But while any desperately needed new highway could be considered a stopgap measure, Montgomery's plan would seem a shorter-term fix than a route that a new river crossing would provide. Wouldn't it be better also to get that traffic and exhaust farther away from town?
Third, nothing happens if local and VDOT officials fail to cooperate--not that there would be any money to spend if they did. The tax increases approved for this year by the governor and General Assembly produced a budget that actually cut the allocation for the state's six-year transportation-plan funding by $1.23 billion, including more than $20 million in the Fredericksburg district.
Instead of money, we get childish exchanges between local and state officials--"It's my way or no high-way"--and little constructive dialog about what it will take to get the roads we really need.
As I write this, a group of Republican lawmakers in Northern Virginia has announced a $5 billion, 20-year transportation program and wants first dibs on the surplus millions that last session's tax increases are expected to provide. So does everyone else. But there's no solid idea for where the bulk of the money might come from or any project priority list. They have no real answers, but thank goodness they have a plan.

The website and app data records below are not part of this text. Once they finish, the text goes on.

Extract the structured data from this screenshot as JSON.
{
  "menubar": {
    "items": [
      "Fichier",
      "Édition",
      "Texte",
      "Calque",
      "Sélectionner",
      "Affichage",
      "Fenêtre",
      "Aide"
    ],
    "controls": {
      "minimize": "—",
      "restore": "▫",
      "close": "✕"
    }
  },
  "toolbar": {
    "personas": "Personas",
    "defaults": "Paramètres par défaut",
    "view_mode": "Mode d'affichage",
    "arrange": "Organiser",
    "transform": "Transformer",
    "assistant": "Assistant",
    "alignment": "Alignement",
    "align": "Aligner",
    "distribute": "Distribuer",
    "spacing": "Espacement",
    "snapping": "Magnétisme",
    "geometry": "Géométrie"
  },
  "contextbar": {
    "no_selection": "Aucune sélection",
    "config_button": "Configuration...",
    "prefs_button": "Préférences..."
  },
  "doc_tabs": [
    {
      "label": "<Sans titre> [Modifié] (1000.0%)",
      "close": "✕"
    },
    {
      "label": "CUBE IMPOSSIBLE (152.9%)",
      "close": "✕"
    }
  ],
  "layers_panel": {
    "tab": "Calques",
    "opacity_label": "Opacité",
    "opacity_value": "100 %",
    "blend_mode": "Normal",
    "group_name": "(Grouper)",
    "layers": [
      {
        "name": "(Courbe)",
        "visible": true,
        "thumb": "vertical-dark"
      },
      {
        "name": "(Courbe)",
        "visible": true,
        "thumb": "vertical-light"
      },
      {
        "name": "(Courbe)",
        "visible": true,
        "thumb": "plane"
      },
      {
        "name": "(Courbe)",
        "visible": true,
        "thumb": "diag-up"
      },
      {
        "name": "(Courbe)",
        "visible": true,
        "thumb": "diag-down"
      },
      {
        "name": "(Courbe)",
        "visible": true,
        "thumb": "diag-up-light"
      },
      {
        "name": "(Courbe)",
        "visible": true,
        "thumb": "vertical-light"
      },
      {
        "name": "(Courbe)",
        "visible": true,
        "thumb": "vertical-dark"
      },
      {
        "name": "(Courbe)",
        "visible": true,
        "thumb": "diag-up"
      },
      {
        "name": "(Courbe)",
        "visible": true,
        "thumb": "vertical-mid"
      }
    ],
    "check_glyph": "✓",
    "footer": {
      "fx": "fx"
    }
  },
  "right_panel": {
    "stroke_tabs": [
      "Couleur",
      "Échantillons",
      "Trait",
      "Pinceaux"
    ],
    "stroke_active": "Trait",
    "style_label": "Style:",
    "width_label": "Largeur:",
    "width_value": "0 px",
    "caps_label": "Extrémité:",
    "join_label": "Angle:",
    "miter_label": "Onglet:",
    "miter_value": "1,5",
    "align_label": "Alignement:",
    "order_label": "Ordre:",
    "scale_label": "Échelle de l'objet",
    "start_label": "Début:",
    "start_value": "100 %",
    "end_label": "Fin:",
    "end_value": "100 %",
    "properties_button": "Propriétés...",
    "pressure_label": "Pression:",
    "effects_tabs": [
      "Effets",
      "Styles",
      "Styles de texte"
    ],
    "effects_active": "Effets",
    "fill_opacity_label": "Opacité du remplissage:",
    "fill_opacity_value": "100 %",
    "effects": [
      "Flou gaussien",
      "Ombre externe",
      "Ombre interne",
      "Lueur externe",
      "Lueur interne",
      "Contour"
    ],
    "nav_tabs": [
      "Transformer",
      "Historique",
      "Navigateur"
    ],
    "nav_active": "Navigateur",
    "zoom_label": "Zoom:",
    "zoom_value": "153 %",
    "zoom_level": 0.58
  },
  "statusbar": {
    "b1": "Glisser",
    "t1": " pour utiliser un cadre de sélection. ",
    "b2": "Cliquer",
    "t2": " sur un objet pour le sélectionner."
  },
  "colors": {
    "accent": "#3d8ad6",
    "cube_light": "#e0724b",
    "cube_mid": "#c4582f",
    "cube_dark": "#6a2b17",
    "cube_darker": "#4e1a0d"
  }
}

The Fredericksburg area has much to offer both residents and visitors. Most residents will put up with the frustration and inconvenience of sitting in traffic because they have no immediate alternative. Visitors, on the other hand, take the horror story home with them and tell their friends, who tell their friends.
Having tourists stay away is one way too help relieve traffic congestion, but probably not the smartest way.
RICHARD AMRHINE is a writer and editor with The Free Lance-Star.